v
= u + at
The negative sign indicates that the velocity of the three-wheeler is decreasing
with time.
Using Newton’s second law of motion, the net force acting on the three-
wheeler can be calculated as:
F = Ma
= 465 × (–2.5) = –1162.5 N
The negative sign indicates that the force is acting against the direction of
motion of the three-wheeler.
Mass of the rocket, m = 20,000 kg
Initial acceleration, a = 5 m/s 2
Acceleration due to gravity, g = 10 m/s 2
Using Newton’s second law of motion, the net force (thrust) acting on the
rocket is given by the relation:
F
– mg = ma
F
= m (g + a)
=
20000 × (10 + 5)

=

20000 × 15 = 3 × 10 5 N

The work done (W) on the system while the gas changes from state A to state B is 22.3 J.

This is an adiabatic process. Hence, change in heat is zero. Q = 0 W = –22.3 J (Since the work is done on the system) From the first law of thermodynamics, we have:

Q = U + W

Where, ∆ U = Change in the internal energy of the gas ∴ ∆ U

Where, U = Change in the internal energy of the gas U = Q W = – (– 22.3 J)

U = + 22.3 J When the gas goes from state A to state B via a process, the net heat absorbed by the system is:

Q = 9.35 cal = 9.35 × 4.19 = 39.1765 J Heat absorbed, Q = U + Q W = Q U

= 39.1765 – 22.3

= 16.8765 J

30:

(ii)

(i)

Therefore, 16.88 J of work is done by the system.
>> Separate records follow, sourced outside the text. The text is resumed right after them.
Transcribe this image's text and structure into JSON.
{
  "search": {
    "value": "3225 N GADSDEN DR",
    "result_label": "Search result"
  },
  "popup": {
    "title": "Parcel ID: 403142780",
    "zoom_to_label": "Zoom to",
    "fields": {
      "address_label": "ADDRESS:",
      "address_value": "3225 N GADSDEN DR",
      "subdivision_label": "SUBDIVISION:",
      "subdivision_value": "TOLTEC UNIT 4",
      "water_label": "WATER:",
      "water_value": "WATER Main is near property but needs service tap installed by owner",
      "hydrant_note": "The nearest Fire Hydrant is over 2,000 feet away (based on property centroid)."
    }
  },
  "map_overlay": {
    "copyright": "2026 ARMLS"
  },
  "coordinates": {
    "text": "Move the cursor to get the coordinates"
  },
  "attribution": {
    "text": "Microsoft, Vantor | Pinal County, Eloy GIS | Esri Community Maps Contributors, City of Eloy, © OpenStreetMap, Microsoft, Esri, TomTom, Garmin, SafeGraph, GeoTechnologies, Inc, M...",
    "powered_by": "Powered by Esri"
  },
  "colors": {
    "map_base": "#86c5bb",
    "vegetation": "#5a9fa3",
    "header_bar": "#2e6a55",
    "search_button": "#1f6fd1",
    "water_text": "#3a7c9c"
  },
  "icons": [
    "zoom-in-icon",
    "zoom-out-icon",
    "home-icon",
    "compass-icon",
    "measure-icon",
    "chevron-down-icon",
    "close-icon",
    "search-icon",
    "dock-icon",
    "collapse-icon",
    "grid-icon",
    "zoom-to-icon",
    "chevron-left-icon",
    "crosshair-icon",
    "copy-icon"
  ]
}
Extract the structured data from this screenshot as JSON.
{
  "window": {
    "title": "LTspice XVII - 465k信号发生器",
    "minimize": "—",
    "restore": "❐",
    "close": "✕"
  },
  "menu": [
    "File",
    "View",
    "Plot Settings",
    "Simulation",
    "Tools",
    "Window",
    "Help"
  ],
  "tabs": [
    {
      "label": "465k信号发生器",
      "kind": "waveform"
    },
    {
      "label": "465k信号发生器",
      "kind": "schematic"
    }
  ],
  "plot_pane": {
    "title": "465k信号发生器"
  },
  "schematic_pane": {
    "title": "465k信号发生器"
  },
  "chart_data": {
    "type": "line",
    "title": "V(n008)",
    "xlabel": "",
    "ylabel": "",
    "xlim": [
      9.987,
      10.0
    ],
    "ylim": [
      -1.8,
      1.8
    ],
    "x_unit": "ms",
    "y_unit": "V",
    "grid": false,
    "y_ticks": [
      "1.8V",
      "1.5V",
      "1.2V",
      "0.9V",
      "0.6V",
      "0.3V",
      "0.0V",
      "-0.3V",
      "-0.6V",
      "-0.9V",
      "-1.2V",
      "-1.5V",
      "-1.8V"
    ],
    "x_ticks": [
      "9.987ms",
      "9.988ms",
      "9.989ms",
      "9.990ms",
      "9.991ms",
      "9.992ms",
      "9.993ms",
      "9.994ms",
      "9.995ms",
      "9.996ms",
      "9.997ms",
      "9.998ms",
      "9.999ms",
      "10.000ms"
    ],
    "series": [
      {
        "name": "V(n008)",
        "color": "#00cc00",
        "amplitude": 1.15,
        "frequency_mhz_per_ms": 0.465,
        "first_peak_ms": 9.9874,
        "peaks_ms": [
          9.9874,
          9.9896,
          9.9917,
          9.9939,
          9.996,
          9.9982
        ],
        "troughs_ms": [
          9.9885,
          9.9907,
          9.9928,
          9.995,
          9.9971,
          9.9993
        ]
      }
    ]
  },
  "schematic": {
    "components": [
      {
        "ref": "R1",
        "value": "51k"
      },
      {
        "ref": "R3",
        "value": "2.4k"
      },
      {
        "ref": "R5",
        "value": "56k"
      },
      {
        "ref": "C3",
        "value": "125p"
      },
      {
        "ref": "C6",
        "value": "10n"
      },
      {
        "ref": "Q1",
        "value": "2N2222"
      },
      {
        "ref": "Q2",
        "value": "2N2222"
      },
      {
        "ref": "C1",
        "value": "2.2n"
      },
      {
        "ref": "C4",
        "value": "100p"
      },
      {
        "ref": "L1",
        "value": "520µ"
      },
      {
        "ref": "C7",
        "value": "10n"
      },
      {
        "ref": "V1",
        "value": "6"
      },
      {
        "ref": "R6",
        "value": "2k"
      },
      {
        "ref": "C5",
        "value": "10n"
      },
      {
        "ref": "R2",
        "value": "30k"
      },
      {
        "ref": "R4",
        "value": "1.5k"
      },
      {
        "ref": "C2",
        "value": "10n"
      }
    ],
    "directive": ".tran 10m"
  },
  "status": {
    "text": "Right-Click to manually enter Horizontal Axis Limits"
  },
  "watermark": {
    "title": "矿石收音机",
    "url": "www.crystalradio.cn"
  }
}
Temperature inside the refrigerator, T
Therefore, 16.88 J of work is done by the system.
Temperature inside the refrigerator, T 1 = 9°C = 282 K
Room temperature, T 2 = 36°C = 309 K
Coefficient of performance =
Therefore, the coefficient of performance of the given refrigerator is 10.44.
(a)
The time period of a simple pendulum,
For a simple pendulum, k is expressed in terms of mass m, as:
k
m
= Constant
Hence, the time period T, of a simple pendulum is independent of the
mass of the bob.

(b) In the case of a simple pendulum, the restoring force acting on the bob of the pendulum is given as:

F = –mg sinθ

Where,

F

= Restoring force

m

= Mass of the bob

g = Acceleration due to gravity θ = Angle of displacement

For small θ, sinθ

force m = Mass of the bob g = Acceleration due to gravity θ = Angle

(ii)

For large θ, sinθ is greater than θ. This decreases the effective value of g. Hence, the time period increases as:

effective value of g . Hence, the time period increases as: Where, l is the length
effective value of g . Hence, the time period increases as: Where, l is the length

Where, l is the length of the simple pendulum

The time shown by the wristwatch of a man falling from the top of a tower is not affected by the fall. Since a wristwatch does not work on the principle of a simple pendulum, it is not affected by the acceleration due to gravity during free fall. Its working depends on spring action.

When a simple pendulum mounted in a cabin falls freely under gravity, its acceleration is zero. Hence the frequency of oscillation of this simple pendulum is zero.

(c)

(d)

of oscillation of this simple pendulum is zero. (c) (d) Volume of the air chamber =

Volume of the air chamber = V

Area of cross-section of the neck = a Mass of the ball = m The pressure inside the chamber is equal to the atmospheric pressure. Let the ball be depressed by x units. As a result of this depression, there would be a decrease in the volume and an increase in the pressure inside the chamber. Decrease in the volume of the air chamber, V = ax

Volumetric strain

volume of the air chamber, ∆ V = ax Volumetric strain Bulk Modulus of air, In

Bulk Modulus of air, In this case, stress is the increase in pressure. The negative sign indicates that pressure increases with a decrease in volume.

indicates that pressure increases with a decrease in volume. The restoring force acting on the ball,

The restoring force acting on the ball,

F = p × a

volume. The restoring force acting on the ball, F = p × a In simple harmonic

In simple harmonic motion, the equation for restoring force is:

Where, k is the spring constant Comparing equations (i) and (ii), we get:

Where, k is the spring constant Comparing equations ( i ) and ( ii ), we

Time period,

Where, k is the spring constant Comparing equations ( i ) and ( ii ), we
Where, k is the spring constant Comparing equations ( i ) and ( ii ), we
Where, k is the spring constant Comparing equations ( i ) and ( ii ), we
Where, k is the spring constant Comparing equations ( i ) and ( ii ), we